• Extracted material
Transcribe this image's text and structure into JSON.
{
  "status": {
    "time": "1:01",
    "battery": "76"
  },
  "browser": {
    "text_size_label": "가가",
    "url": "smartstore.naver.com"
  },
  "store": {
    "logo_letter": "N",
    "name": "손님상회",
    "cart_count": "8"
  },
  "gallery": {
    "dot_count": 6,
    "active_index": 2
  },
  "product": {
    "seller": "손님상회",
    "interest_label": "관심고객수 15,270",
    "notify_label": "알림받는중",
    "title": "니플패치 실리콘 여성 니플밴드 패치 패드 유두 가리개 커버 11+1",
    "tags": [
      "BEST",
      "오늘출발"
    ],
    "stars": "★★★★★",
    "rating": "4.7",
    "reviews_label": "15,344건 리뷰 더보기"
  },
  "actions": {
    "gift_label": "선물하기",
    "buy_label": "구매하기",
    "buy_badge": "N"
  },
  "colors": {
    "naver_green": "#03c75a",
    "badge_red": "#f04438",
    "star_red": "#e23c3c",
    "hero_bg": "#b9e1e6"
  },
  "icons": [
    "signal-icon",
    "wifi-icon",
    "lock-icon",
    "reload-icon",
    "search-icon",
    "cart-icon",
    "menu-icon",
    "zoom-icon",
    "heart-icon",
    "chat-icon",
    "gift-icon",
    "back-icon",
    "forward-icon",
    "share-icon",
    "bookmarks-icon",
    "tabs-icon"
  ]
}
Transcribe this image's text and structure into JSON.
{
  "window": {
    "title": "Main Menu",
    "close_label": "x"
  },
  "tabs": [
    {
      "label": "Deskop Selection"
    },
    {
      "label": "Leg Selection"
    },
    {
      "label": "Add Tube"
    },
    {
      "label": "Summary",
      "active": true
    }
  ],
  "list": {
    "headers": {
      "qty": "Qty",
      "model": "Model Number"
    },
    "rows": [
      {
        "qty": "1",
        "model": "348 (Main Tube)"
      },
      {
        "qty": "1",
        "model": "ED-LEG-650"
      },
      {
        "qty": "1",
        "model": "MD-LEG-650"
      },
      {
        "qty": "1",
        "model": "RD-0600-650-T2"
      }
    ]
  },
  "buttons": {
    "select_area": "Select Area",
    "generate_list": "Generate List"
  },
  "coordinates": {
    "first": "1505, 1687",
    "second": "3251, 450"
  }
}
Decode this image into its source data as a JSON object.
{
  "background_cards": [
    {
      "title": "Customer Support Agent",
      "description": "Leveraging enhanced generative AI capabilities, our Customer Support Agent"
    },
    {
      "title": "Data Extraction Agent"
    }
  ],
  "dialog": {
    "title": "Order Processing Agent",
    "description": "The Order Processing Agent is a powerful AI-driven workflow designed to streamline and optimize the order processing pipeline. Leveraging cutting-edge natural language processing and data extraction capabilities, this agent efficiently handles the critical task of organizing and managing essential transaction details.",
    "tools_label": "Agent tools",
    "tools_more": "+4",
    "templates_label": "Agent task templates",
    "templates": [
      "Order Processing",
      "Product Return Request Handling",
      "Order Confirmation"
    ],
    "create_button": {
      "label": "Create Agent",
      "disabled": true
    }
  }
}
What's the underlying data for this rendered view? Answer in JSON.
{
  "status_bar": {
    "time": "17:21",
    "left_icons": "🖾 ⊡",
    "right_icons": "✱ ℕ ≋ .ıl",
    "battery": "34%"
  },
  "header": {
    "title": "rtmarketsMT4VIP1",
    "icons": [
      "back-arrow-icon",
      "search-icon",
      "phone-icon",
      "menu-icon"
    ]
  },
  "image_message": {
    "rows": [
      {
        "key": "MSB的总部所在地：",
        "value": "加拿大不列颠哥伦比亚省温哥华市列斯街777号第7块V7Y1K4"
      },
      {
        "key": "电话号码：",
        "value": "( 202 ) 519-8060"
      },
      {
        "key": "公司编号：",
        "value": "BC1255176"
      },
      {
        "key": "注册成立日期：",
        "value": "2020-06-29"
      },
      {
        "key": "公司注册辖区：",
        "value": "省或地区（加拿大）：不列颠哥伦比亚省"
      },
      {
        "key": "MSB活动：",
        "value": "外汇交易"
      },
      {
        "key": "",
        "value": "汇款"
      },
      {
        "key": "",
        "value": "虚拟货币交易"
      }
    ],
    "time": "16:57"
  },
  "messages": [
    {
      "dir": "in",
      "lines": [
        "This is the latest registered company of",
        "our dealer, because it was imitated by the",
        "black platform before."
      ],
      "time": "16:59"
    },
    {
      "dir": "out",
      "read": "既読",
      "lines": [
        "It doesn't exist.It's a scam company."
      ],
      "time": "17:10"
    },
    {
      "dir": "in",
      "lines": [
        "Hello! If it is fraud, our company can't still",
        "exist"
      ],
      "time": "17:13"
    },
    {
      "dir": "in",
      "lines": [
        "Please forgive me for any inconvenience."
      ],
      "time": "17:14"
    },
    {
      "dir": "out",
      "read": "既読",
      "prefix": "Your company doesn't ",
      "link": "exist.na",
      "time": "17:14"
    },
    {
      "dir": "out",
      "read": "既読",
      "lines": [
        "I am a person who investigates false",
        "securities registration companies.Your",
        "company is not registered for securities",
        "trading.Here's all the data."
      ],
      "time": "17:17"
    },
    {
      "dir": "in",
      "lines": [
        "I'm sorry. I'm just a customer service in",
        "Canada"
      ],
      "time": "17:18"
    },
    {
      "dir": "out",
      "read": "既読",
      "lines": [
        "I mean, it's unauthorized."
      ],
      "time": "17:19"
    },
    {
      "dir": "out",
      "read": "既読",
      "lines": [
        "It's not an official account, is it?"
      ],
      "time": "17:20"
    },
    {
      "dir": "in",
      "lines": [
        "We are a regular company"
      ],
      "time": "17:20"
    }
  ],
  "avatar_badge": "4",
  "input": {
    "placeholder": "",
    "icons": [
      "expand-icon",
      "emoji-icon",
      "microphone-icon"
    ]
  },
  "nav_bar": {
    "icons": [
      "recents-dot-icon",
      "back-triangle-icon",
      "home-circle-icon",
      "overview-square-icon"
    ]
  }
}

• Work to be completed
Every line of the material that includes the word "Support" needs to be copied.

• Result below
      "title": "Customer Support Agent",
      "description": "Leveraging enhanced generative AI capabilities, our Customer Support Agent"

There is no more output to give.